Tomorrow will be the first time in their lives that my two children have failed to attend the Annual Meeting of the Southern Baptist Convention. In my own twenty-four years of service as a Southern Baptist pastor, I have missed the meeting many times, having often lacked the funding to attend. Since 2001 in New Orleans, however, I have attended every year.
Not this year.
My reasons are manifold. The economy is not good, and we've made budget cuts at FBC Farmersville. I chose to number my convention allowance among them. I do not believe that this would be a wise long-term strategy, because attending the convention is important. If we can afford to send nearly $100,000 through the Cooperative Program each year, we can spend a few hundred to have our voice in how that money is spent. But, in response to a short-term financial need, I think that it can be wise to miss the meeting for one year.
Also, the arrival of their newest child prevented my brother- and sister-in-law from attending, and they are constant members of our party. Phoenix is a lengthy distance from Farmersville. It is an "off" election year. The meeting has good opportunity to be tranquil. I saw nothing listed in the program that I couldn't enjoy as well over the Internet, if not occupied otherwise. As I said, I had many reasons to choose not to attend.
Today the Executive Committee of the Southern Baptist Convention have signed an Affirmation of Unity and Cooperation. The statement is a nice indication that people care about or wish to have unity and cooperation. Fine. But I have to admit that I'm impressed little by the drafting of documents and the publication of statements.

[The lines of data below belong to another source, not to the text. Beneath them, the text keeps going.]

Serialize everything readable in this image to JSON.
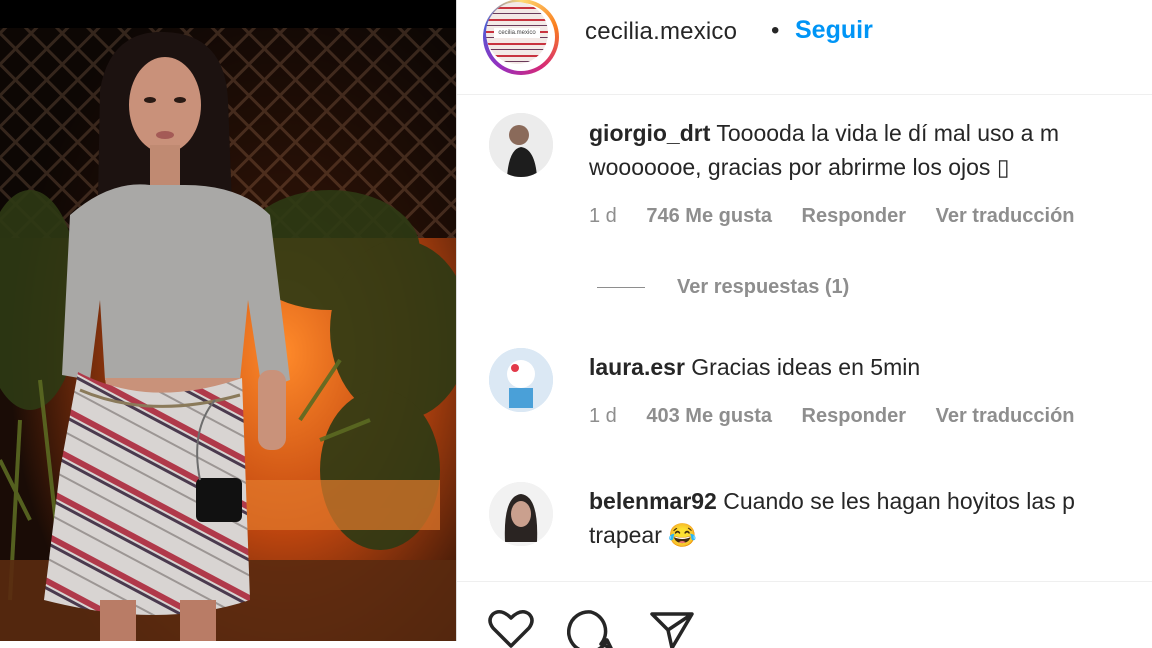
{
  "post": {
    "username": "cecilia.mexico",
    "separator": "•",
    "follow_label": "Seguir",
    "avatar_text": "cecilia.mexico"
  },
  "comments": [
    {
      "username": "giorgio_drt",
      "text_line1": "Tooooda la vida le dí mal uso a m",
      "text_line2": "wooooooe, gracias por abrirme los ojos ▯",
      "time": "1 d",
      "likes": "746 Me gusta",
      "reply": "Responder",
      "translate": "Ver traducción"
    },
    {
      "username": "laura.esr",
      "text_line1": "Gracias ideas en 5min",
      "time": "1 d",
      "likes": "403 Me gusta",
      "reply": "Responder",
      "translate": "Ver traducción"
    },
    {
      "username": "belenmar92",
      "text_line1": "Cuando se les hagan hoyitos las p",
      "text_line2": "trapear 😂"
    }
  ],
  "view_replies": "Ver respuestas (1)",
  "actions": {
    "like_icon": "heart-icon",
    "comment_icon": "comment-bubble-icon",
    "share_icon": "send-icon"
  }
}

Here's what impresses me. By email, text message, Twitter, Facebook, phone call, and indirect contact, more people than I could possibly count have contacted me to try to locate me, set up a meal with me, or express their regret that I am not present. I'm a person who is passionate about ideas. I've passionately advocated for ideas that contradict other people's ideas in our convention. And yet, among those who have looked for me this week have been people from a wide variety of geographical regions, educational pedigrees, ecclesiological convictions, soteriological convictions, ages, and temperaments.
I could live without the speakers. I could live without the travel inconvenience. I could live without the music. I really miss the people. There's my statement of unity and cooperation: These are my friends and my brothers and my sisters. Some of them are dead wrong on a thing or two, but I've not given up hope of convincing them (grin). And ultimately, whether I agree with them or not, I cannot escape the fact that I love them.
If the Lord is willing, I hope to be in New Orleans next year. I hope to see you there.